The Walt Disney Company CEO Robert Iger attends a special screening of Disney's "Beauty and the Beast" at Alice Tully Hall in New York, March 13, 2017. Credit: Evan Agostini | Invision | AP

Walt Disney’s chairman and chief executive, Bob Iger, expressed doubts the entertainment giant would be able to continue filming in Georgia if the state’s highly restrictive abortion law takes hold.

Disney joins Netflix and several independent production companies that have distanced themselves from doing business in the state, which has become a major production hub for film and television because of its generous tax incentives.

The backlash stems from legislation signed into law by Republican Gov. Brian Kemp earlier this month. The measure prohibits abortion once the fetal heartbeat can be detected, which typically happens near the six-week mark, before many women know they are pregnant. Georgia is among more than a dozen states that have passed or are moving to pass such controversial restrictions across the country.

If the Georgia law survives court challenges, it is expected to take effect on Jan. 1.

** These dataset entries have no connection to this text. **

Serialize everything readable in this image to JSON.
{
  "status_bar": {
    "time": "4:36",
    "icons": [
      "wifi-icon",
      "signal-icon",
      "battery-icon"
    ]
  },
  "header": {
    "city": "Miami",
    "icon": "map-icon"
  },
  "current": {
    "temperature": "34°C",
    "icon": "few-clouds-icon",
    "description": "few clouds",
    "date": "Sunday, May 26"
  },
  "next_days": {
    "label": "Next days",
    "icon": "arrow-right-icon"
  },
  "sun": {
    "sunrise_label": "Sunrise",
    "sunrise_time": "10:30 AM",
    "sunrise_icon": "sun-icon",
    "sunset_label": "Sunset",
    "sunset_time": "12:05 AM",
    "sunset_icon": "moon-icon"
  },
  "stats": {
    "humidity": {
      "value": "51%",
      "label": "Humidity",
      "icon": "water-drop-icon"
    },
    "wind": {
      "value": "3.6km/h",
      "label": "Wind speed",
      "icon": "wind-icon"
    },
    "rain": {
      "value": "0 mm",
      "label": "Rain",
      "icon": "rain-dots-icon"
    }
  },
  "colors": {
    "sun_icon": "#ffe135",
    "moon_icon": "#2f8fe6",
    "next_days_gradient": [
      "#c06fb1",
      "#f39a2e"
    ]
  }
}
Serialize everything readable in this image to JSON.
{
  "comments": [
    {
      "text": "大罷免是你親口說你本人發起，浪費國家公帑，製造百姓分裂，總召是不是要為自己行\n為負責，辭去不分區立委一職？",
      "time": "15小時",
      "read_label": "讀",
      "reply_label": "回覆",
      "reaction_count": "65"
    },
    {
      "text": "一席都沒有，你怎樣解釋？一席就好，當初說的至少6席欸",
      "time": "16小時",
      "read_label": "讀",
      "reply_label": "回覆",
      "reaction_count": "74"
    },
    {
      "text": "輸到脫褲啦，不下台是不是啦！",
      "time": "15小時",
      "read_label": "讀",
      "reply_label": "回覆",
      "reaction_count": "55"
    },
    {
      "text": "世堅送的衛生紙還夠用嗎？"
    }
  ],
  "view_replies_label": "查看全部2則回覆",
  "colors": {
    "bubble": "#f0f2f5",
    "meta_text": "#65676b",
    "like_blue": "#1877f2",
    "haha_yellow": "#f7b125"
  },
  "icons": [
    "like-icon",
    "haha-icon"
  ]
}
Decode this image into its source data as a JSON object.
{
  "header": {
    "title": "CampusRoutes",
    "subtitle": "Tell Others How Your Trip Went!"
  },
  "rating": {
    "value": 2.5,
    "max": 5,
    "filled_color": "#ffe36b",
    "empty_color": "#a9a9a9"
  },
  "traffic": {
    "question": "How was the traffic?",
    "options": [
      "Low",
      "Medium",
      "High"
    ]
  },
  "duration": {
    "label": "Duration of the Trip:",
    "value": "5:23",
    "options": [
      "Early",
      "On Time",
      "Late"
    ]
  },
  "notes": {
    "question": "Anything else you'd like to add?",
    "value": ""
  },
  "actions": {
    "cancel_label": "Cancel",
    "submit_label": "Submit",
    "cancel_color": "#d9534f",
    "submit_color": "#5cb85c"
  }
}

When asked by Reuters on Wednesday whether Disney would keep filming in Georgia after the law takes effect, Iger said, “I rather doubt we will. I think many people who work for us will not want to work there, and we will have to heed their wishes in that regard. Right now we are watching it very carefully.”